==== Material provided ====

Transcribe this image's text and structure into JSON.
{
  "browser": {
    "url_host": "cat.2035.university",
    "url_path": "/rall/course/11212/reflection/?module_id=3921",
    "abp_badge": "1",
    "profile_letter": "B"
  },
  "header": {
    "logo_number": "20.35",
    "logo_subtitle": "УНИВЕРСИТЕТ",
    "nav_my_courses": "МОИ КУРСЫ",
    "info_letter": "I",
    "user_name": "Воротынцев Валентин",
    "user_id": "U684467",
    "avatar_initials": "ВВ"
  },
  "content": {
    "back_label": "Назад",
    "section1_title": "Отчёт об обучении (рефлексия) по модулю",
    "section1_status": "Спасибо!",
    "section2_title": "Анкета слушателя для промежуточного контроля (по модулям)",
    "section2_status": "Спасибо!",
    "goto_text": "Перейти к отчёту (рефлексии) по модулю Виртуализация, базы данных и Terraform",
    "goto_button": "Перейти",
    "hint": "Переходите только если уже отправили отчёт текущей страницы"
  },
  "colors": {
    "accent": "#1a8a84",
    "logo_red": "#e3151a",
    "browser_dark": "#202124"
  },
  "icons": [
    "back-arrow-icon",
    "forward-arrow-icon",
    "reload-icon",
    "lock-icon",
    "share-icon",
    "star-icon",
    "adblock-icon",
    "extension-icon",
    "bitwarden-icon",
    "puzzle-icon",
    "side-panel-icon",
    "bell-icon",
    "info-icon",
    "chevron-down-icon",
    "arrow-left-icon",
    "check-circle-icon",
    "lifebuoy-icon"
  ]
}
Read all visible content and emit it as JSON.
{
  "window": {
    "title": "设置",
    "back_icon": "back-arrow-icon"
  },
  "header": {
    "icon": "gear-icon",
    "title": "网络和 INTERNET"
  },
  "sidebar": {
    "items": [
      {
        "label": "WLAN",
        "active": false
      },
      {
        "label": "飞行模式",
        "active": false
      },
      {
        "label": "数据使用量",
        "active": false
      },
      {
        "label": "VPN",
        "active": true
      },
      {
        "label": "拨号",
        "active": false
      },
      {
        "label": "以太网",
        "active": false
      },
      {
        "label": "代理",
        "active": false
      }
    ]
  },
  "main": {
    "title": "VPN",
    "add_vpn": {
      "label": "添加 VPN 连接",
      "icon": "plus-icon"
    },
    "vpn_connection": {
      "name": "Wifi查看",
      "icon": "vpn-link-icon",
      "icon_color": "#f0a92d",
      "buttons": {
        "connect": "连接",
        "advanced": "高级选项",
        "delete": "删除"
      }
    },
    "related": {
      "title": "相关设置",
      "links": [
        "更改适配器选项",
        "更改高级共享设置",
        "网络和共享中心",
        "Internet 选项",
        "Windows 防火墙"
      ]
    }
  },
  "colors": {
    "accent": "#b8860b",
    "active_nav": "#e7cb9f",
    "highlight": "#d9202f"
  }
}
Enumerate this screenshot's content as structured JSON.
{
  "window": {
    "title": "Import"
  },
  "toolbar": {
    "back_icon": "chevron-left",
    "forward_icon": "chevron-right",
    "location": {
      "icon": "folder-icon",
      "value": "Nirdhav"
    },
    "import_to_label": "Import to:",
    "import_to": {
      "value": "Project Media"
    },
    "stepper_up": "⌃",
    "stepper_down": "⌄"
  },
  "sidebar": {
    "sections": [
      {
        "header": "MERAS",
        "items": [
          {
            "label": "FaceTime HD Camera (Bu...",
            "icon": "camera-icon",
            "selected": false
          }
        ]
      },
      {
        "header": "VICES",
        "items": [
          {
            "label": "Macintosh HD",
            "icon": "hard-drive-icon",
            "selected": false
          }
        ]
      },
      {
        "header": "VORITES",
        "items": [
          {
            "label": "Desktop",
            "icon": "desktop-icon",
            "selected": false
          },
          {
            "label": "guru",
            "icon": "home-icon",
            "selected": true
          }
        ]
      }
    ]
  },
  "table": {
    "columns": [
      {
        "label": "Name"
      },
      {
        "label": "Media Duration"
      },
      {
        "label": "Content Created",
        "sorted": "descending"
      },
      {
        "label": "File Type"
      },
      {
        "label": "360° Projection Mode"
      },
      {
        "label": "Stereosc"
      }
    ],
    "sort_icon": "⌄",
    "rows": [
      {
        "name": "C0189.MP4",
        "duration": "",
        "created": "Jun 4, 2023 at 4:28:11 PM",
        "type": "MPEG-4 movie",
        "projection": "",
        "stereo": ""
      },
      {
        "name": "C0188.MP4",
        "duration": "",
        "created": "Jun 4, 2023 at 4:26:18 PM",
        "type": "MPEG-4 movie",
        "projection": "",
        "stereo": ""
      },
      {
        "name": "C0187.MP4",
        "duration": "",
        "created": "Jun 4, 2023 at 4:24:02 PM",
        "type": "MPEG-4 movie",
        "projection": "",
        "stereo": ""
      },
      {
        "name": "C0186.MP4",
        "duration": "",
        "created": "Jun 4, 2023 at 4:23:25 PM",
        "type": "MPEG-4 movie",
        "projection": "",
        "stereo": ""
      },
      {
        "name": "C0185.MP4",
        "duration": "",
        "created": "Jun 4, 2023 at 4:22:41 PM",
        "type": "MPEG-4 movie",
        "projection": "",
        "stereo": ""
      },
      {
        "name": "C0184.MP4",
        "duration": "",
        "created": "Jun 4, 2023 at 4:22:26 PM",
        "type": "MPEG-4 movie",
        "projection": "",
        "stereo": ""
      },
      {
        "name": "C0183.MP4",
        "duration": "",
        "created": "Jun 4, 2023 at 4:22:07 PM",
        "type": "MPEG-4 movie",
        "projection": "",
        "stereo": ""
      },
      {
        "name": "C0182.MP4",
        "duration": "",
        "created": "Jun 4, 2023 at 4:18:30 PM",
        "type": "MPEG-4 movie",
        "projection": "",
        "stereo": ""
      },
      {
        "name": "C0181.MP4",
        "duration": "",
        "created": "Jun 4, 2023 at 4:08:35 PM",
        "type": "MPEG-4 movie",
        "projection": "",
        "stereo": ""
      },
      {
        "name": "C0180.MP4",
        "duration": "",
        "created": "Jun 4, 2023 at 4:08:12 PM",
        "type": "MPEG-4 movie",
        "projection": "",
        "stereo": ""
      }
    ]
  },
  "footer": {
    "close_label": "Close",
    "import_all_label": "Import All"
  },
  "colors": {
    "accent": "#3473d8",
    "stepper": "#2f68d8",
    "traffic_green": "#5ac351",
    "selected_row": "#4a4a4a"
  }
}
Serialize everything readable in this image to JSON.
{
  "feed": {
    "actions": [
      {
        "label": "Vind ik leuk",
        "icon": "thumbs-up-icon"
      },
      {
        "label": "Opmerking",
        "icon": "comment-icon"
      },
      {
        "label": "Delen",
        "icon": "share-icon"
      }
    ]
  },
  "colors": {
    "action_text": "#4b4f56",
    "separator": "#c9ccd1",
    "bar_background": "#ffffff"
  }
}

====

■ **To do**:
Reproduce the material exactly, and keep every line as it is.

■ **Answer area**:
Transcribe this image's text and structure into JSON.
{
  "browser": {
    "url_host": "cat.2035.university",
    "url_path": "/rall/course/11212/reflection/?module_id=3921",
    "abp_badge": "1",
    "profile_letter": "B"
  },
  "header": {
    "logo_number": "20.35",
    "logo_subtitle": "УНИВЕРСИТЕТ",
    "nav_my_courses": "МОИ КУРСЫ",
    "info_letter": "I",
    "user_name": "Воротынцев Валентин",
    "user_id": "U684467",
    "avatar_initials": "ВВ"
  },
  "content": {
    "back_label": "Назад",
    "section1_title": "Отчёт об обучении (рефлексия) по модулю",
    "section1_status": "Спасибо!",
    "section2_title": "Анкета слушателя для промежуточного контроля (по модулям)",
    "section2_status": "Спасибо!",
    "goto_text": "Перейти к отчёту (рефлексии) по модулю Виртуализация, базы данных и Terraform",
    "goto_button": "Перейти",
    "hint": "Переходите только если уже отправили отчёт текущей страницы"
  },
  "colors": {
    "accent": "#1a8a84",
    "logo_red": "#e3151a",
    "browser_dark": "#202124"
  },
  "icons": [
    "back-arrow-icon",
    "forward-arrow-icon",
    "reload-icon",
    "lock-icon",
    "share-icon",
    "star-icon",
    "adblock-icon",
    "extension-icon",
    "bitwarden-icon",
    "puzzle-icon",
    "side-panel-icon",
    "bell-icon",
    "info-icon",
    "chevron-down-icon",
    "arrow-left-icon",
    "check-circle-icon",
    "lifebuoy-icon"
  ]
}
Read all visible content and emit it as JSON.
{
  "window": {
    "title": "设置",
    "back_icon": "back-arrow-icon"
  },
  "header": {
    "icon": "gear-icon",
    "title": "网络和 INTERNET"
  },
  "sidebar": {
    "items": [
      {
        "label": "WLAN",
        "active": false
      },
      {
        "label": "飞行模式",
        "active": false
      },
      {
        "label": "数据使用量",
        "active": false
      },
      {
        "label": "VPN",
        "active": true
      },
      {
        "label": "拨号",
        "active": false
      },
      {
        "label": "以太网",
        "active": false
      },
      {
        "label": "代理",
        "active": false
      }
    ]
  },
  "main": {
    "title": "VPN",
    "add_vpn": {
      "label": "添加 VPN 连接",
      "icon": "plus-icon"
    },
    "vpn_connection": {
      "name": "Wifi查看",
      "icon": "vpn-link-icon",
      "icon_color": "#f0a92d",
      "buttons": {
        "connect": "连接",
        "advanced": "高级选项",
        "delete": "删除"
      }
    },
    "related": {
      "title": "相关设置",
      "links": [
        "更改适配器选项",
        "更改高级共享设置",
        "网络和共享中心",
        "Internet 选项",
        "Windows 防火墙"
      ]
    }
  },
  "colors": {
    "accent": "#b8860b",
    "active_nav": "#e7cb9f",
    "highlight": "#d9202f"
  }
}
Enumerate this screenshot's content as structured JSON.
{
  "window": {
    "title": "Import"
  },
  "toolbar": {
    "back_icon": "chevron-left",
    "forward_icon": "chevron-right",
    "location": {
      "icon": "folder-icon",
      "value": "Nirdhav"
    },
    "import_to_label": "Import to:",
    "import_to": {
      "value": "Project Media"
    },
    "stepper_up": "⌃",
    "stepper_down": "⌄"
  },
  "sidebar": {
    "sections": [
      {
        "header": "MERAS",
        "items": [
          {
            "label": "FaceTime HD Camera (Bu...",
            "icon": "camera-icon",
            "selected": false
          }
        ]
      },
      {
        "header": "VICES",
        "items": [
          {
            "label": "Macintosh HD",
            "icon": "hard-drive-icon",
            "selected": false
          }
        ]
      },
      {
        "header": "VORITES",
        "items": [
          {
            "label": "Desktop",
            "icon": "desktop-icon",
            "selected": false
          },
          {
            "label": "guru",
            "icon": "home-icon",
            "selected": true
          }
        ]
      }
    ]
  },
  "table": {
    "columns": [
      {
        "label": "Name"
      },
      {
        "label": "Media Duration"
      },
      {
        "label": "Content Created",
        "sorted": "descending"
      },
      {
        "label": "File Type"
      },
      {
        "label": "360° Projection Mode"
      },
      {
        "label": "Stereosc"
      }
    ],
    "sort_icon": "⌄",
    "rows": [
      {
        "name": "C0189.MP4",
        "duration": "",
        "created": "Jun 4, 2023 at 4:28:11 PM",
        "type": "MPEG-4 movie",
        "projection": "",
        "stereo": ""
      },
      {
        "name": "C0188.MP4",
        "duration": "",
        "created": "Jun 4, 2023 at 4:26:18 PM",
        "type": "MPEG-4 movie",
        "projection": "",
        "stereo": ""
      },
      {
        "name": "C0187.MP4",
        "duration": "",
        "created": "Jun 4, 2023 at 4:24:02 PM",
        "type": "MPEG-4 movie",
        "projection": "",
        "stereo": ""
      },
      {
        "name": "C0186.MP4",
        "duration": "",
        "created": "Jun 4, 2023 at 4:23:25 PM",
        "type": "MPEG-4 movie",
        "projection": "",
        "stereo": ""
      },
      {
        "name": "C0185.MP4",
        "duration": "",
        "created": "Jun 4, 2023 at 4:22:41 PM",
        "type": "MPEG-4 movie",
        "projection": "",
        "stereo": ""
      },
      {
        "name": "C0184.MP4",
        "duration": "",
        "created": "Jun 4, 2023 at 4:22:26 PM",
        "type": "MPEG-4 movie",
        "projection": "",
        "stereo": ""
      },
      {
        "name": "C0183.MP4",
        "duration": "",
        "created": "Jun 4, 2023 at 4:22:07 PM",
        "type": "MPEG-4 movie",
        "projection": "",
        "stereo": ""
      },
      {
        "name": "C0182.MP4",
        "duration": "",
        "created": "Jun 4, 2023 at 4:18:30 PM",
        "type": "MPEG-4 movie",
        "projection": "",
        "stereo": ""
      },
      {
        "name": "C0181.MP4",
        "duration": "",
        "created": "Jun 4, 2023 at 4:08:35 PM",
        "type": "MPEG-4 movie",
        "projection": "",
        "stereo": ""
      },
      {
        "name": "C0180.MP4",
        "duration": "",
        "created": "Jun 4, 2023 at 4:08:12 PM",
        "type": "MPEG-4 movie",
        "projection": "",
        "stereo": ""
      }
    ]
  },
  "footer": {
    "close_label": "Close",
    "import_all_label": "Import All"
  },
  "colors": {
    "accent": "#3473d8",
    "stepper": "#2f68d8",
    "traffic_green": "#5ac351",
    "selected_row": "#4a4a4a"
  }
}
Serialize everything readable in this image to JSON.
{
  "feed": {
    "actions": [
      {
        "label": "Vind ik leuk",
        "icon": "thumbs-up-icon"
      },
      {
        "label": "Opmerking",
        "icon": "comment-icon"
      },
      {
        "label": "Delen",
        "icon": "share-icon"
      }
    ]
  },
  "colors": {
    "action_text": "#4b4f56",
    "separator": "#c9ccd1",
    "bar_background": "#ffffff"
  }
}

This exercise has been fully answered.